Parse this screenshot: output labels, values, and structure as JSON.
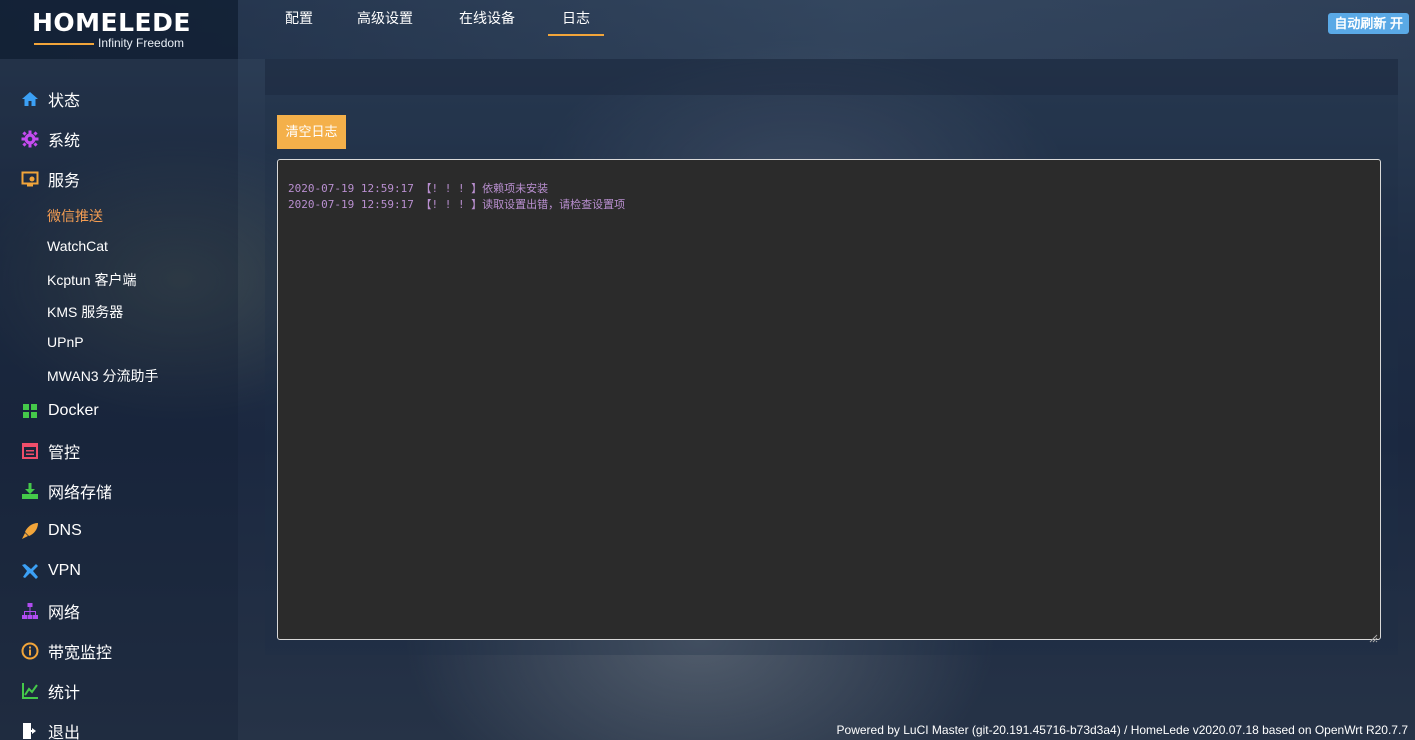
{
  "header": {
    "logo_title": "HOMELEDE",
    "logo_subtitle": "Infinity Freedom",
    "refresh_button": "自动刷新 开"
  },
  "sidebar": {
    "items": [
      {
        "label": "状态",
        "icon": "home-icon",
        "color": "#3ba0f5"
      },
      {
        "label": "系统",
        "icon": "gear-icon",
        "color": "#c54bf0"
      },
      {
        "label": "服务",
        "icon": "services-icon",
        "color": "#f2a53a"
      },
      {
        "label": "Docker",
        "icon": "docker-grid-icon",
        "color": "#45c94a"
      },
      {
        "label": "管控",
        "icon": "control-panel-icon",
        "color": "#ee4e6a"
      },
      {
        "label": "网络存储",
        "icon": "download-storage-icon",
        "color": "#45c94a"
      },
      {
        "label": "DNS",
        "icon": "rocket-icon",
        "color": "#f2a53a"
      },
      {
        "label": "VPN",
        "icon": "airplane-icon",
        "color": "#3ba0f5"
      },
      {
        "label": "网络",
        "icon": "network-tree-icon",
        "color": "#b04cf0"
      },
      {
        "label": "带宽监控",
        "icon": "info-circle-icon",
        "color": "#f2a53a"
      },
      {
        "label": "统计",
        "icon": "line-chart-icon",
        "color": "#45c94a"
      },
      {
        "label": "退出",
        "icon": "logout-icon",
        "color": "#ffffff"
      }
    ],
    "sub_items": [
      {
        "label": "微信推送",
        "active": true
      },
      {
        "label": "WatchCat",
        "active": false
      },
      {
        "label": "Kcptun 客户端",
        "active": false
      },
      {
        "label": "KMS 服务器",
        "active": false
      },
      {
        "label": "UPnP",
        "active": false
      },
      {
        "label": "MWAN3 分流助手",
        "active": false
      }
    ]
  },
  "tabs": [
    {
      "label": "配置",
      "active": false
    },
    {
      "label": "高级设置",
      "active": false
    },
    {
      "label": "在线设备",
      "active": false
    },
    {
      "label": "日志",
      "active": true
    }
  ],
  "main": {
    "clear_button": "清空日志",
    "log_lines": [
      "2020-07-19 12:59:17 【! ! ! 】依赖项未安装",
      "2020-07-19 12:59:17 【! ! ! 】读取设置出错，请检查设置项"
    ]
  },
  "footer": {
    "text": "Powered by LuCI Master (git-20.191.45716-b73d3a4) / HomeLede v2020.07.18 based on OpenWrt R20.7.7"
  },
  "colors": {
    "accent_orange": "#f2a53a",
    "active_link": "#f39c52",
    "refresh_blue": "#5aa9e6",
    "log_text": "#b98fd0"
  }
}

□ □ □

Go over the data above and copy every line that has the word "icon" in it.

§ **ANSWER BELOW**:
        "icon": "home-icon",
        "icon": "gear-icon",
        "icon": "services-icon",
        "icon": "docker-grid-icon",
        "icon": "control-panel-icon",
        "icon": "download-storage-icon",
        "icon": "rocket-icon",
        "icon": "airplane-icon",
        "icon": "network-tree-icon",
        "icon": "info-circle-icon",
        "icon": "line-chart-icon",
        "icon": "logout-icon",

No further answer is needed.